I wanted to write about the following experience I had recently to highlight the issue of hidden impairments, and also the lack of awareness about hidden impairments generally. When Joe Public thinks about Disabled People, more often than not, the image of a wheelchair user springs to mind. However, when someone has a hidden impairment, then sometimes they encounter barriers other people may never have considered. I have had Type 1 diabetes for 42 years, have been using the insulin pump since 2007 and mostly do not encounter many problems when out and about, but on this particular day, that was about to change.

I was visiting my brother in a well-known seaside resort to celebrate his birthday. In this spirit of joviality and celebration, we headed off, parents in tow, to the nearest watering-hole (which shall remain forever nameless).

“I am sure they will do something for you”, remarked my brother, blissfully unaware of the events that were about to unfold.

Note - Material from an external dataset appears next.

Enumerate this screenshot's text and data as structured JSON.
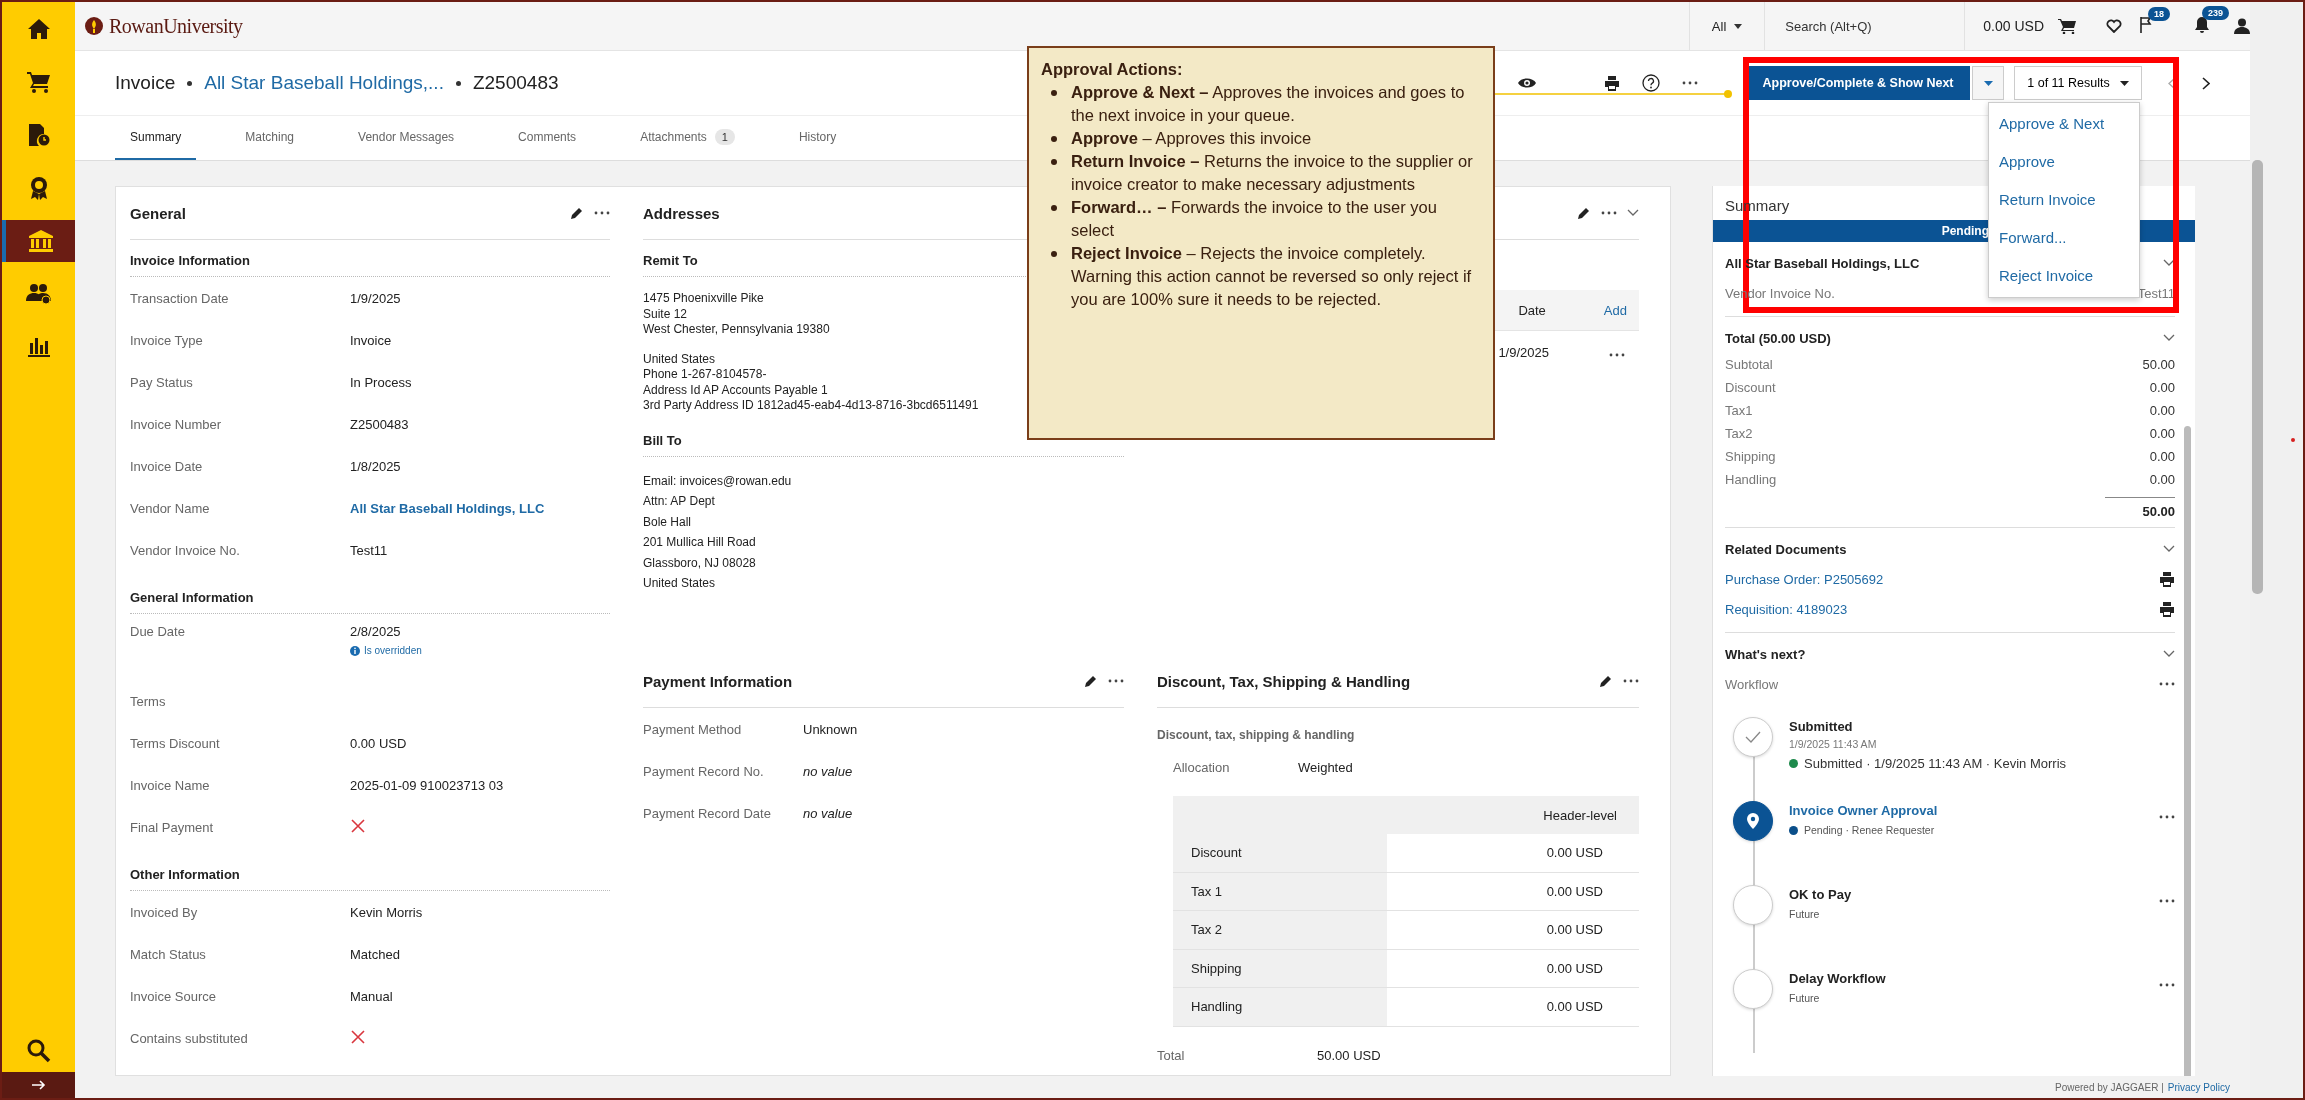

We all piled in to the pub and my brother started ordering drinks. As I did not want to order alcohol or fruit juice which affect my blood sugar levels and I was planning to drink the next day, I decided it would be better to have a Diet Coke. When my brother ordered the aforementioned, there was an awkward silence and then the barman replied “We don’t do Diet Coke”. We all looked at each other and then my brother tried again with “What sugar-free drinks do you do?” Again, the awkward pause , then – “I can do fizzy water-“, which I declined, while giving the offending barman the evil eye. He then volunteered to make me a cup of tea. I have got some standards when in a pub, so this was similarly declined. The upshot was that I sat there with no drink at all, feeling rather annoyed and pretending not to be – after all, it was my brother’s birthday and I didn’t wish to spoil it by giving someone a good hard poke in the eye. After this, we decided to go to another bar and I breathed a sigh of relief.

We enter the second bar (which shall also remain nameless) and ordered the same, this time getting the snooty response “Oh, we don’t stock Coca-Cola products”. I did manage to restrain myself from having a full-on screaming fit on the floor like a toddler, but it was a close thing. In the end, I did manage to obtain a diet Tonic Water (oh, the luxury!) and went to my seat feeling as if it were the Holy Grail.

When I look back on that afternoon, I feel mildly amused, and now make jokes with my husband about “the bars that time forgot” but also annoyed, because both of those establishments obviously think that my custom (and that of people like me) is not important to them. I felt like a second-class citizen and in this day and age, this is unacceptable. It may be a small thing to a bar owner, but for me this is an access issue and one that could be easily remedied, if there was the will to do so.

* Other brands are available!